Beyond Prague

tarrif zones

The Prague region`s integrated fare system known as PID (Pražská Integrovaná Doprava or Prague Integrated Transport) extends well beyond Prague into the surrounding country area of Central Bohemia. PID calls these Suburban or Regional services, and fares and ticket validity in these zones are very different to the Prague zone. The PID is organised by an agency called ROPID.

The regional area is divided into 12 tariff zones numbered 1 to 12, stretching out to places such as Mlada Boleslav, Turnov, Kutná Hora, Dobriš, Beroun, Louny and Roudnice nad Labem. When travelling from Prague to the country area, the Prague zone "P+0+B" counts as four zones (i.e. P counts as two), so a journey from zone P to zone 7 actually requires a ticket for 11 zones.

A good value 24 hour ticket covering Prague plus the 12 outer zones (i.e. zones P,0,B,1-12) costs 240 CZK and can be purchased from many ticket machines as well as information offices (it includes the Petrin funicular as well). Tickets for fewer zones and shorter periods are available from railway stations and the drivers of suburban buses.

A full list of PID suburban fares is available on the PID website.

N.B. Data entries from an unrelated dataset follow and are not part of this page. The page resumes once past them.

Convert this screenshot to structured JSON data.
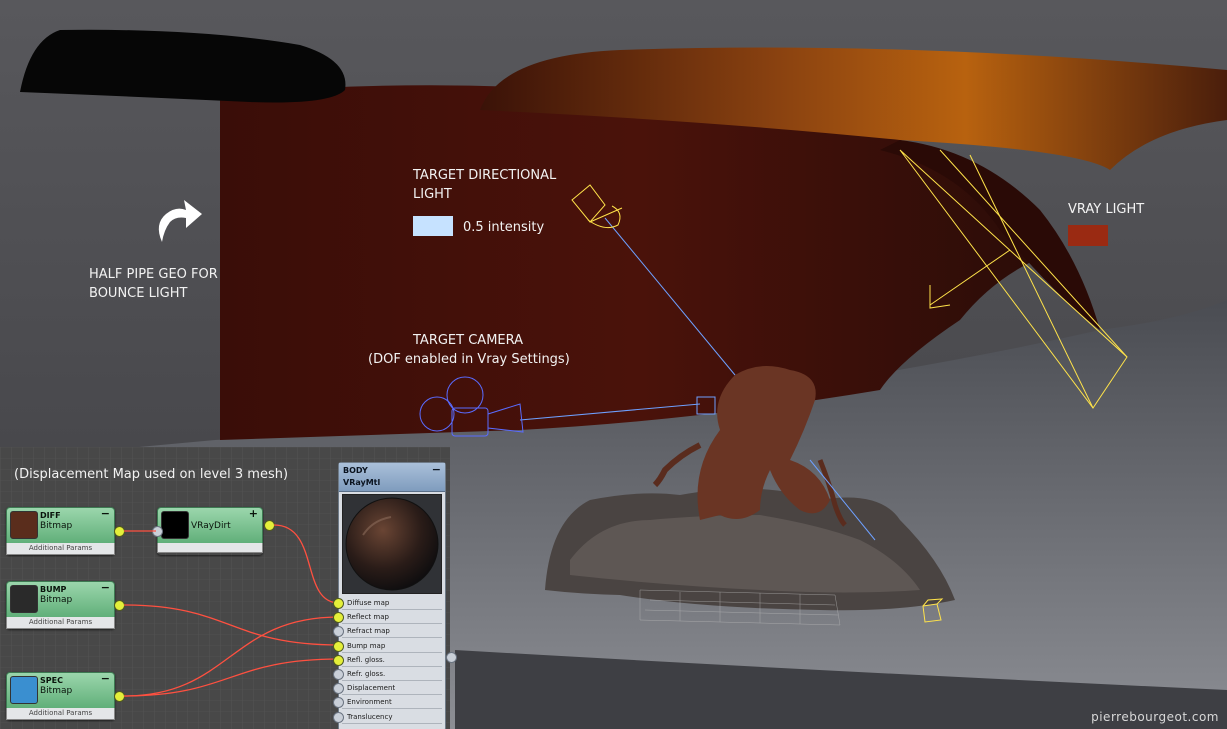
{
  "viewport": {
    "labels": {
      "half_pipe": [
        "HALF PIPE GEO FOR",
        "BOUNCE LIGHT"
      ],
      "directional_light": [
        "TARGET DIRECTIONAL",
        "LIGHT"
      ],
      "intensity": "0.5 intensity",
      "camera": "TARGET CAMERA",
      "camera_note": "(DOF enabled in Vray Settings)",
      "vray_light": "VRAY LIGHT",
      "displacement_note": "(Displacement Map used on level 3 mesh)"
    },
    "colors": {
      "directional_light_swatch": "#c6e2ff",
      "vray_light_swatch": "#9a2a12",
      "light_gizmo": "#ffe34a",
      "camera_gizmo": "#5a6cff"
    },
    "icons": [
      "curved-arrow-icon"
    ]
  },
  "node_editor": {
    "nodes": [
      {
        "title": "DIFF",
        "type": "Bitmap",
        "footer": "Additional Params",
        "thumb_color": "#5a2d1c",
        "collapse": "−"
      },
      {
        "title": "BUMP",
        "type": "Bitmap",
        "footer": "Additional Params",
        "thumb_color": "#2a2a2a",
        "collapse": "−"
      },
      {
        "title": "SPEC",
        "type": "Bitmap",
        "footer": "Additional Params",
        "thumb_color": "#3a8fd0",
        "collapse": "−"
      },
      {
        "title": "",
        "type": "VRayDirt",
        "footer": "",
        "thumb_color": "#000000",
        "collapse": "+"
      }
    ],
    "material": {
      "title": "BODY",
      "type": "VRayMtl",
      "collapse": "−",
      "slots": [
        {
          "label": "Diffuse map",
          "connected": true
        },
        {
          "label": "Reflect map",
          "connected": true
        },
        {
          "label": "Refract map",
          "connected": false
        },
        {
          "label": "Bump map",
          "connected": true
        },
        {
          "label": "Refl. gloss.",
          "connected": true
        },
        {
          "label": "Refr. gloss.",
          "connected": false
        },
        {
          "label": "Displacement",
          "connected": false
        },
        {
          "label": "Environment",
          "connected": false
        },
        {
          "label": "Translucency",
          "connected": false
        }
      ]
    },
    "wire_color": "#ff5040"
  },
  "watermark": "pierrebourgeot.com"
}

Note that the rules for children and seniors are less generous than in the Prague zone; for example children aged 6 to 18 pay half fare, as do seniors from age 65 (free travel kicks in at age 70, with photo ID, but not on trains).

Suburban Buses: on suburban bus routes (lines 300 upwards) you can buy your ticket from the bus driver if you don't already have a valid ticket. State your destination and a ticket for the appropriate number of zones will be provided. Driver-issued tickets are valid from the time of issue and do not need to be validated by the passenger.

Train services: PID tickets valid in appropriate zones can be used on local railway lines as shown on the zonal map. Single journey PID tickets can be used on these lines as well as day and season tickets. The map also shows which stations have PID validating machines; if there isn`t one you can validate on board the train (by machine or by the conductor).

Information Centres

If you are arriving at the airport there are DPP information centres in both Terminal 1 and Terminal 2, open daily 0700-2100 (there are also ticket machines outside the terminal, as illustrated at the top of this page). If arriving at the main railway station (Praha hlavní), there is a staffed kiosk on the concourse (open 0600-2200), as well as ticket machines. The main DPP information office is at Mustek metro station (open daily 0700-2100). The information centres page on the DPP website has full details of locations and opening hours.

Railway stations: principal railway stations have ticket offices where of course you can buy tickets with coins or banknotes.

As well as the full range of tickets, the information centres usually have free maps of the metro and tram network, and sometimes sell more detailed transport maps including bus routes. Leaflets describing short-term changes due to engineering work are often available too. Some information centres carry a small range of items aimed at enthusiasts, such as books, models, photos, mouse mats, etc.